It has long been known that the CEM chips used in so many synthesizers were semi-custom IC. Doug Curtis, just out of college, had won a design contest sponsored by Interdesign (later sold to Ferranti/GEC Plessey) and went on to work for Interdesign before founding Curtis Electromusic Specialties, later to fold into OnChip Systems. The founder of Interdesign and designer of the '555 timer chip, Hans Camenzind, still operates consultancy business in mask programmable analog semicustom IC, Array Design and has written the book Designing Analog Chips that is available free for download or as a print-on-demand hardcopy.
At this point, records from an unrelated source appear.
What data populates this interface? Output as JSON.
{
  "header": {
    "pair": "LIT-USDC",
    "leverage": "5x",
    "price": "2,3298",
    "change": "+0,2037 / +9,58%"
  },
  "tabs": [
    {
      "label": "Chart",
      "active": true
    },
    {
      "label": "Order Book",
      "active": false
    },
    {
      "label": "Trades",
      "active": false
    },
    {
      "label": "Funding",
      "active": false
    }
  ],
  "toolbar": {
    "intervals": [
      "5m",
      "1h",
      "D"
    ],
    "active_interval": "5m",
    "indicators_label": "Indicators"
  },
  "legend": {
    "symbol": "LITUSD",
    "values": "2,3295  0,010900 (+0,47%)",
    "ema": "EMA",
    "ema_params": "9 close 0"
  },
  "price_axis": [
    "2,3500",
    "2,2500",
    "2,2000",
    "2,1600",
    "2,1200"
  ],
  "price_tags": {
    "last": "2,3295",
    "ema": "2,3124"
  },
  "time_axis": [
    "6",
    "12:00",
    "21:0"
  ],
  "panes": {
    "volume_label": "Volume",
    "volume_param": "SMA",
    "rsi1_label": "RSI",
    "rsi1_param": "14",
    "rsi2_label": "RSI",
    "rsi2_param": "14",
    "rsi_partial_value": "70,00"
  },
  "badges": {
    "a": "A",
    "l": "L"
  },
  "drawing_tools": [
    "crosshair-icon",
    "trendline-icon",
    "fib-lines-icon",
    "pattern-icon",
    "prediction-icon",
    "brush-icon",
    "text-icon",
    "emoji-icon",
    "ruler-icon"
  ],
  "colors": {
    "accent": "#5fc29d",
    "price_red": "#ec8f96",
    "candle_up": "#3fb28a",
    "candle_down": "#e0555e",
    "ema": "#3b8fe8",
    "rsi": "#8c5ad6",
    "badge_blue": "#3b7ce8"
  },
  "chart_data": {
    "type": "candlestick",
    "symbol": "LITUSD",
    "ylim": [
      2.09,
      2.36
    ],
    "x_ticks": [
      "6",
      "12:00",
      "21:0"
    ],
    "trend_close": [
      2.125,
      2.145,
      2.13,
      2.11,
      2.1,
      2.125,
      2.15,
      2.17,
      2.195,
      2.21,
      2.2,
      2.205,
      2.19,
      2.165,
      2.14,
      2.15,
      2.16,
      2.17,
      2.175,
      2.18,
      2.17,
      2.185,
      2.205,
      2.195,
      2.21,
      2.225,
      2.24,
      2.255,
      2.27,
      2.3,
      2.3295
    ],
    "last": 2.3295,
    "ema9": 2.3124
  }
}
Here are the first two pictures of de-encapsulated (defect) CEM chips, more to follow as time permits. While any Interdesign or Ferranti die marks are missing, it is obvious that these are bipolar arrays. Comparison of the actual chips with a databook »201 Analog IC Designs« from Ferranti GmbH (1980) yields a perfect match, so any doubts about the true nature of these two CEM chips can be put to rest. I have in the meantime been able to also obtain an earlier brochure »101 Analog IC Designs« from Interdesign and their »Designer's Handbook« (sic) for Monochip A to D with the layout sheets for Monochip A to C and some issues of »Monogram«. While not directly applicable to the Monochip arrays used by the CEM chips, these have been helpful in corroborating some of the finer details of the chip micrographs. Many thanks to those who've helped in tracking them down.
If anybody happens to have a Design Manual for these bipolar arrays (Monochip D to M) or the 200x layout sheets thereof, please get in touch with me. I'm also interested in any other Interdesign literature.
|Datasheet||PDF 2.8MiB||PDF 3.1MiB||PDF 3.4MiB||PDF 3.6MiB|
|Package||JPG 20kiB||JPG 19kiB||JPG 20kiB||JPG 19kiB|
|Chip||JPG 24kiB||coming soon||coming soon||JPG 32kiB|
|MOE (confirmed)||N/A||N/A||MOH (confirmed)|
The datasheets show chips from the first week of 1979 for the CEM3310, while the CEM3340 in the datasheet is three weeks older than the specimen on display here. Both the MOE and MOH have internally 18 pins, and both have 17 bonds. The CEM3340 very likely is just a bond variant of the CEM3345, which has one more ground pin and an open emitter square wave output. This is most likely the pad without bond, while the extra bond is a ground connection just as it is in the CEM3345.